Heartbroken parents said a fond goodbye to sons whom they had looked forward to as support and comfort in old age…”

Having trained for war together they also died together. It must not be forgotten that these boys (and many were in their teens) had been   friends for life, they had grown up in the same neighborhoods, gone to the same schools, played on the same sports teams. When death knocked it was not impersonal.

An obituary for a 17‑year‑old Private Gordon A. Mullings tells of the friendship and bonds that developed between these young men. The obituary published in the Adelphian, the school journal of St. Bonaventure’s College, St. John’s reads:

“Amongst the gallant young soldiers (that served with Gordon A. Mullings) was his school chum, Jack Oliphant. The boys’ attachment ripened under the associations of barrack, camp, trench and battle, into a romantic soldierly friendship. The two young men set sail together from St. John’s.

They fought side by side in France and were wounded about the same time. On the very day that Gordon arrived in Scotland from hospital he found that Jack had already recovered from his wounds and had been picked in the draft to return to France. He immediately begged the O.C. for permission to   accompany his chum and on December 30 the two young St. Bon’s Boys found themselves once again in the war zone surrounded by the grim realities of the modern battlefield.

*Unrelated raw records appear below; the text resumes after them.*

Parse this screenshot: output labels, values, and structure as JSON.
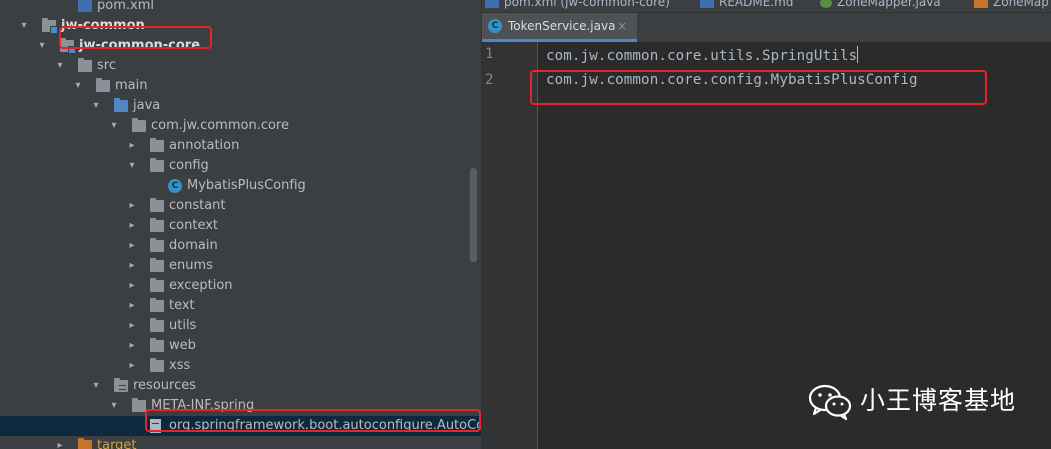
{
  "project_tree": {
    "items": [
      {
        "label": "pom.xml",
        "icon": "maven-icon",
        "depth": 3,
        "expander": "none"
      },
      {
        "label": "jw-common",
        "icon": "module-folder-icon",
        "depth": 1,
        "expander": "expanded",
        "bold": true
      },
      {
        "label": "jw-common-core",
        "icon": "module-folder-icon",
        "depth": 2,
        "expander": "expanded",
        "bold": true
      },
      {
        "label": "src",
        "icon": "folder-icon",
        "depth": 3,
        "expander": "expanded"
      },
      {
        "label": "main",
        "icon": "folder-icon",
        "depth": 4,
        "expander": "expanded"
      },
      {
        "label": "java",
        "icon": "source-folder-icon",
        "depth": 5,
        "expander": "expanded"
      },
      {
        "label": "com.jw.common.core",
        "icon": "package-icon",
        "depth": 6,
        "expander": "expanded"
      },
      {
        "label": "annotation",
        "icon": "package-icon",
        "depth": 7,
        "expander": "collapsed"
      },
      {
        "label": "config",
        "icon": "package-icon",
        "depth": 7,
        "expander": "expanded"
      },
      {
        "label": "MybatisPlusConfig",
        "icon": "class-icon",
        "depth": 8,
        "expander": "none"
      },
      {
        "label": "constant",
        "icon": "package-icon",
        "depth": 7,
        "expander": "collapsed"
      },
      {
        "label": "context",
        "icon": "package-icon",
        "depth": 7,
        "expander": "collapsed"
      },
      {
        "label": "domain",
        "icon": "package-icon",
        "depth": 7,
        "expander": "collapsed"
      },
      {
        "label": "enums",
        "icon": "package-icon",
        "depth": 7,
        "expander": "collapsed"
      },
      {
        "label": "exception",
        "icon": "package-icon",
        "depth": 7,
        "expander": "collapsed"
      },
      {
        "label": "text",
        "icon": "package-icon",
        "depth": 7,
        "expander": "collapsed"
      },
      {
        "label": "utils",
        "icon": "package-icon",
        "depth": 7,
        "expander": "collapsed"
      },
      {
        "label": "web",
        "icon": "package-icon",
        "depth": 7,
        "expander": "collapsed"
      },
      {
        "label": "xss",
        "icon": "package-icon",
        "depth": 7,
        "expander": "collapsed"
      },
      {
        "label": "resources",
        "icon": "resources-folder-icon",
        "depth": 5,
        "expander": "expanded"
      },
      {
        "label": "META-INF.spring",
        "icon": "folder-icon",
        "depth": 6,
        "expander": "expanded"
      },
      {
        "label": "org.springframework.boot.autoconfigure.AutoConfiguration.imports",
        "icon": "text-file-icon",
        "depth": 7,
        "expander": "none",
        "selected": true
      },
      {
        "label": "target",
        "icon": "excluded-folder-icon",
        "depth": 3,
        "expander": "collapsed",
        "excluded": true
      }
    ]
  },
  "editor": {
    "top_tabs": [
      {
        "label": "pom.xml (jw-common-core)",
        "icon": "maven-icon"
      },
      {
        "label": "README.md",
        "icon": "markdown-icon"
      },
      {
        "label": "ZoneMapper.java",
        "icon": "interface-icon"
      },
      {
        "label": "ZoneMap",
        "icon": "xml-icon"
      }
    ],
    "active_tab": {
      "label": "TokenService.java",
      "icon": "class-icon",
      "close": "×"
    },
    "lines": [
      {
        "number": "1",
        "text": "com.jw.common.core.utils.SpringUtils"
      },
      {
        "number": "2",
        "text": "com.jw.common.core.config.MybatisPlusConfig"
      }
    ]
  },
  "watermark": {
    "text": "小王博客基地",
    "icon": "wechat-icon"
  },
  "colors": {
    "panel_bg": "#3c3f41",
    "editor_bg": "#2b2b2b",
    "gutter_bg": "#313335",
    "selection_bg": "#0d293e",
    "annotation_red": "#e8232b",
    "class_icon_blue": "#3592c4",
    "excluded_orange": "#c7742a"
  }
}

Just  three weeks later the golden cord which bound the two friends were  parted for on January 20, Gordon made the supreme sacrifice of his life for the cause of the Empire, but love ceases not with the  grave, Christian hope whispers of a reunion which will know nothing  of separation..”  (St. Bonaventure’s College, Adelphian,  St. John’s, NL. March 1917 page 46)

Recommended Archival Collection: Over 6000 men enlisted in the Newfoundland Regiment during WWI.  Each soldier had his own story. Each story is compelling. To read some of these stories go tohttp://www.therooms.ca/regiment/part3_database.asp click on soldiers at the top centre. Find a soldier from your home community or with your family name. Read his life story.

Recommended Song: Great Big Sea:  Recruiting Sergeant http://www.youtube.com/watch?v=knxR-Q2VoBE

Recommended Book: Browne, Gary. Forget-Me-Not: Fallen Boy Soldiers: Royal Newfoundland Regiment World War One,St. John’s, DRC Publishing, 2010.